Obama and his family had left the White House for a weekend at Camp David when Gonzalez climbed the fence and ran across the north lawn of the complex in full view of tourists on Pennsylvania Avenue.
Asked on Monday whether he has confidence in the agency, President Barack Obama said, "Secret Service does a great job, and I'm grateful for the sacrifices they make on my behalf and my family's behalf."
A MAP TO THE WHITE HOUSE
Gonzalez, who retired from the Army on disability in 2012, had been living in Texas.
In July, he was arrested by Virginia State Police for reckless driving, eluding police and possessing a sawed-off shotgun. Police inventoried 11 guns in the vehicle including shotguns, handguns, and sniper rifles, and a map of Washington, DC, police records showed. Gonzalez was released on bond after the arrest.
On the map, which was tucked into a Bible, the White House and the Masonic Temple in Alexandria, Virginia, were circled, federal prosecutor David Mudd told a federal judge on Monday.
In August, he was stopped, but not arrested, while walking along the south fence of the White House with a hatchet in his waistband.
After being apprehended on Friday, Gonzalez told a Secret Service agent "he was concerned that the atmosphere was collapsing" and needed to get the information to the president, according to court documents.
Gonzalez faces charges of unlawfully entering a restricted building or grounds while carrying a deadly or dangerous weapon. He was carrying a knife when he entered the White House. The charge carries up to 10 years in prison.
After his arrest, officers found more than 800 rounds of ammunition, two hatchets and a machete in his car, Mudd told the judge.
Mudd said Gonzalez's "preoccupation with the White House and accumulation of large amounts of ammunition in apparently a short period of time renders him a danger to the president," and argued against Gonzalez being released on bond. Gonzalez was still in custody on Monday.
Deliberations in Gonzalez's case will continue in DC District court on 1 October.
US Homeland Security Secretary Jeh Johnson, who oversees the Secret Service, said in a statement that Americans should "not rush to judgment about the event and not second-guess the judgment of security officers who had only seconds to act."
Securing the White House is "complicated business," White House spokesman Josh Earnest said.
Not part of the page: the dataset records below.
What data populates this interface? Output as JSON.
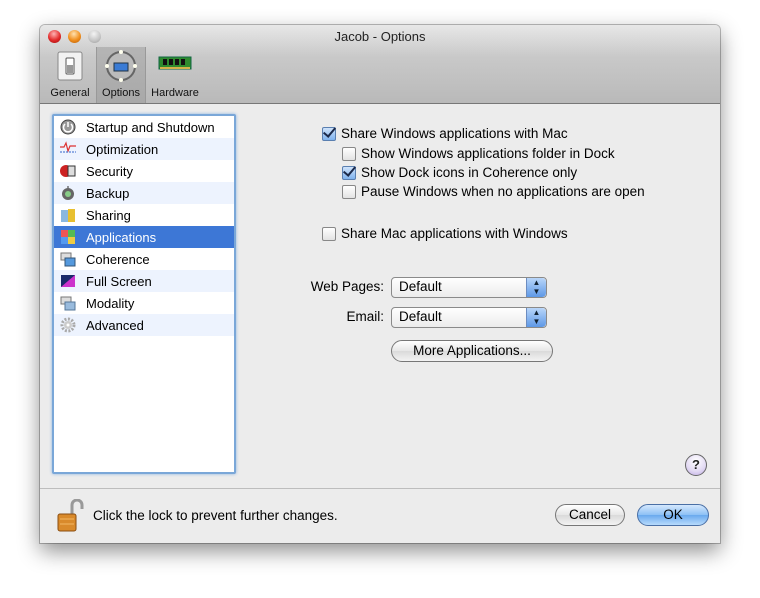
{
  "window": {
    "title": "Jacob - Options"
  },
  "toolbar": {
    "items": [
      {
        "label": "General",
        "icon": "switch-icon",
        "selected": false
      },
      {
        "label": "Options",
        "icon": "options-icon",
        "selected": true
      },
      {
        "label": "Hardware",
        "icon": "ram-chip-icon",
        "selected": false
      }
    ]
  },
  "sidebar": {
    "items": [
      {
        "label": "Startup and Shutdown",
        "icon": "power-icon"
      },
      {
        "label": "Optimization",
        "icon": "optimization-icon"
      },
      {
        "label": "Security",
        "icon": "security-icon"
      },
      {
        "label": "Backup",
        "icon": "backup-icon"
      },
      {
        "label": "Sharing",
        "icon": "sharing-folder-icon"
      },
      {
        "label": "Applications",
        "icon": "applications-icon",
        "selected": true
      },
      {
        "label": "Coherence",
        "icon": "coherence-icon"
      },
      {
        "label": "Full Screen",
        "icon": "full-screen-icon"
      },
      {
        "label": "Modality",
        "icon": "modality-icon"
      },
      {
        "label": "Advanced",
        "icon": "gear-icon"
      }
    ]
  },
  "main": {
    "share_windows_apps": {
      "label": "Share Windows applications with Mac",
      "checked": true
    },
    "show_apps_folder": {
      "label": "Show Windows applications folder in Dock",
      "checked": false
    },
    "show_dock_icons": {
      "label": "Show Dock icons in Coherence only",
      "checked": true
    },
    "pause_windows": {
      "label": "Pause Windows when no applications are open",
      "checked": false
    },
    "share_mac_apps": {
      "label": "Share Mac applications with Windows",
      "checked": false
    },
    "web_pages": {
      "label": "Web Pages:",
      "value": "Default"
    },
    "email": {
      "label": "Email:",
      "value": "Default"
    },
    "more_apps_button": "More Applications..."
  },
  "help": {
    "label": "?"
  },
  "footer": {
    "lock_text": "Click the lock to prevent further changes.",
    "cancel": "Cancel",
    "ok": "OK"
  },
  "colors": {
    "selection": "#3d77d6",
    "default_button": "#6aa9ee"
  }
}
Apart from being home to the president and his family, the building is a popular tourist destination and an office building.
Protests are often held at Lafayette Park, across from the White House.
Denis McDonough, Obama's chief of staff, and other White House officials met with the Secret Service on Monday, and Obama was briefed several times during the weekend, Earnest said.
"The president is going to leave it up to the professionals, the United States Secret Service, to determine the security posture that is necessary to both protect the first family that lives here, but also to ensure the White House remains the people's house," Earnest said.
The Secret Service has increased foot patrols and added surveillance, and it is also locking the front door to the White House when it is not being used by tour groups or events.